Last year's victory was Broadhurst's first in a decade, and it came only after Barry Lane and Paul Lawrie faltered down the stretch. In this win -- the sixth of his career -- it was Broadhurst who nearly coughed up the winner's check.
Broadhurst, 40, bogeyed 17 to fall into a tie with clubhouse leader Wall, coming up just right on a 25-foot par putt. He then knocked his second shot at 18 over the green and into the gallery.
Maybe a disastrous situation for some, but not for a player with Broadhurst's short game. His pin-seeking chip ended just over a foot from the hole, and the European Tour veteran calmly rolled in the birdie putt.
'I tried to play it like it was a normal day, and just chip it down there,' Broadhurst said afterward. 'It wasn't that difficult of a shot, I didn't think.'
Easy shot or not, the chip ended Wall's chances to possibly come away with win No. 2 in a playoff. The 2000 Alfred Dunhill Championship birdied 18 and also fired a 5-under 67 in the final round to get to 16-under-par 272.
Andres Romero finished one stroke further back in third place after a 6-under 66. Overnight leader Ricardo Gonzalez managed just a 1-under 71 and ended up in a fourth-place tie with Charl Schwartzel (68) at minus-14.
In the third round, Gonzalez tied the course record with an 8-under 64 to snatch the lead from Broadhurst, who had led since the first round after also matching the course record.
But while players like Gonzalez were settling for pars and the odd birdie, Broadhurst was making strides on the front nine.
After beginning his round in second place at 12 under, Broadhurst birdied four consecutive holes from No. 2 to reach minus-16. The first three birdies all came on par 4s, the fourth on the 493-yard, par-5 fifth.
Broadhurst added another birdie at the par-4 seventh to make the turn at 17 under. After another birdie at 12, Broadhurst led by three shots over Romero until a double bogey at 13 whittled his advantage to just a stroke.
However, Romero bogeyed 16 ahead of the final group, while Broadhurst birdied the par-4 14th. With his lead again at three shots -- this time over three players -- Broadhurst was afforded some comfort.

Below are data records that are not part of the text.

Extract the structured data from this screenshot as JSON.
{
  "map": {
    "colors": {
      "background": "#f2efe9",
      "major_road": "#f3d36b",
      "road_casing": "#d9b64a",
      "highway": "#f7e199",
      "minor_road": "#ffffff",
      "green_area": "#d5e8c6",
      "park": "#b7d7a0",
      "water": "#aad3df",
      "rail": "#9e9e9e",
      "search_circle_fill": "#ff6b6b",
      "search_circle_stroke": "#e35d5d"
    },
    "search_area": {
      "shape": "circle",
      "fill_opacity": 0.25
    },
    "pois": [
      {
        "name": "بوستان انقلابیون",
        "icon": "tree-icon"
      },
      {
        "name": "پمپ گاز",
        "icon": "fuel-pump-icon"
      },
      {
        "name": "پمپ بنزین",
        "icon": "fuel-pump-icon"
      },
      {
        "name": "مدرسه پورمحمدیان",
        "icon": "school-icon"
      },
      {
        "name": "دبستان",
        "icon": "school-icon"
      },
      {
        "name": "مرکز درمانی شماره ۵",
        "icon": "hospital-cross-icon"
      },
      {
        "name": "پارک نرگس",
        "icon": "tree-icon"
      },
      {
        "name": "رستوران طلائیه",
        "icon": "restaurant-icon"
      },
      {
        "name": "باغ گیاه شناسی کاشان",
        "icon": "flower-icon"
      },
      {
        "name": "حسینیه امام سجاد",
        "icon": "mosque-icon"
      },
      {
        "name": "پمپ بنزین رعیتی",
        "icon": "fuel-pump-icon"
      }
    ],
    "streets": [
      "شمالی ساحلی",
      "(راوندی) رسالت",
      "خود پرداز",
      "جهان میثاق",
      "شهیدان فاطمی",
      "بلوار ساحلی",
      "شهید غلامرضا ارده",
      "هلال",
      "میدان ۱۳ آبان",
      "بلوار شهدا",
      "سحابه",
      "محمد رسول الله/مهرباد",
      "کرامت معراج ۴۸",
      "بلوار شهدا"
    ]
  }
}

It didn't last -- his par try at 17 just missed the hole -- but Broadhurst managed to rally, and his birdie at 18 was his fourth straight on the 476-yard finishing hole.
'I made it hard down the stretch, but I didn't really hit too many bad shots,' said Broadhurst. 'I knew Wall had birdied 18 and I knew I needed a birdie at the last to retain [the title].'
The long-hitting Gonzalez said after Saturday's round that the Le Meridien Penina course wasn't really set up for a player of his style. It was better suited for short hitters and good putters.
Indeed, Broadhurst fit into one of those categories this week. He needed just 25 putts or less in three of his four rounds, and never once three-putted.
'I just changed something on the putting green, just a slight technical change,' Broadhurst admitted. 'I was getting a great roll from distance. It was fantastic.'
Jose Manuel Lara finished alone in sixth place at minus-13 after a 6-under 66 on Sunday. Markus Brier and Mattias Eliasson were two strokes further back after matching 69s.